**Task objective**
What lines of the data hold the string "value"? Copy them all.

***** Material provided

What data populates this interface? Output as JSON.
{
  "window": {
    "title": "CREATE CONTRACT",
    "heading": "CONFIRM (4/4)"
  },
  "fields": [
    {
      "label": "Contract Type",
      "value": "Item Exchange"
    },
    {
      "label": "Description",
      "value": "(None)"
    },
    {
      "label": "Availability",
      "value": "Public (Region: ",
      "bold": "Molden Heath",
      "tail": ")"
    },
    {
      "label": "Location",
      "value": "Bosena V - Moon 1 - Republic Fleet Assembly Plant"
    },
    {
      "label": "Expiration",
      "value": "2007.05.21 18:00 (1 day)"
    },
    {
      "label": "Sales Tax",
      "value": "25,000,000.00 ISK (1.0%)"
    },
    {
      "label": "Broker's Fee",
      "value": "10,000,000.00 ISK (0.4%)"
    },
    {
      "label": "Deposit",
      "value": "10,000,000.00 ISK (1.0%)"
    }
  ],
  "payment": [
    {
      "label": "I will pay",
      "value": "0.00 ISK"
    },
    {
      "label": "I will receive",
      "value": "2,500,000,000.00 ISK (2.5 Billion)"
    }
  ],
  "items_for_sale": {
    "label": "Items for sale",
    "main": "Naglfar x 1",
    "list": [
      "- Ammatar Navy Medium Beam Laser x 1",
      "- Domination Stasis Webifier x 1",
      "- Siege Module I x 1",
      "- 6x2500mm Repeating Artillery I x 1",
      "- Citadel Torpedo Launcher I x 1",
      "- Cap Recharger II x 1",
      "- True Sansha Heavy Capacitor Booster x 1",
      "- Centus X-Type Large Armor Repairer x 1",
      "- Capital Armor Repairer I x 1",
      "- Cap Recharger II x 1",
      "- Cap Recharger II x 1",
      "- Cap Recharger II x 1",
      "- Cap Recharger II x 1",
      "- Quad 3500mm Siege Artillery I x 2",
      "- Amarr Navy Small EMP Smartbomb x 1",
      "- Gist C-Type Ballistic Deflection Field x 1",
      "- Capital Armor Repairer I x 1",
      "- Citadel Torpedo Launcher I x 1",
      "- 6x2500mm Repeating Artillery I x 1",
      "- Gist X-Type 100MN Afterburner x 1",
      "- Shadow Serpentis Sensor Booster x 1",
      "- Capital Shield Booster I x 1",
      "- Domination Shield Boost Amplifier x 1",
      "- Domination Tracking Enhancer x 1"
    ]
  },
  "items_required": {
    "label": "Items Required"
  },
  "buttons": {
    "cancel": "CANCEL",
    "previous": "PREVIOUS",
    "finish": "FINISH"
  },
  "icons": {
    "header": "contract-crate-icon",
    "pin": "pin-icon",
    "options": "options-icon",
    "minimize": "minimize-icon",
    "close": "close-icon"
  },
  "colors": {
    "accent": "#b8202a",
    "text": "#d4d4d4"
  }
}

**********

**Response to the exercise**
      "value": "Item Exchange"
      "value": "(None)"
      "value": "Public (Region: ",
      "value": "Bosena V - Moon 1 - Republic Fleet Assembly Plant"
      "value": "2007.05.21 18:00 (1 day)"
      "value": "25,000,000.00 ISK (1.0%)"
      "value": "10,000,000.00 ISK (0.4%)"
      "value": "10,000,000.00 ISK (1.0%)"
      "value": "0.00 ISK"
      "value": "2,500,000,000.00 ISK (2.5 Billion)"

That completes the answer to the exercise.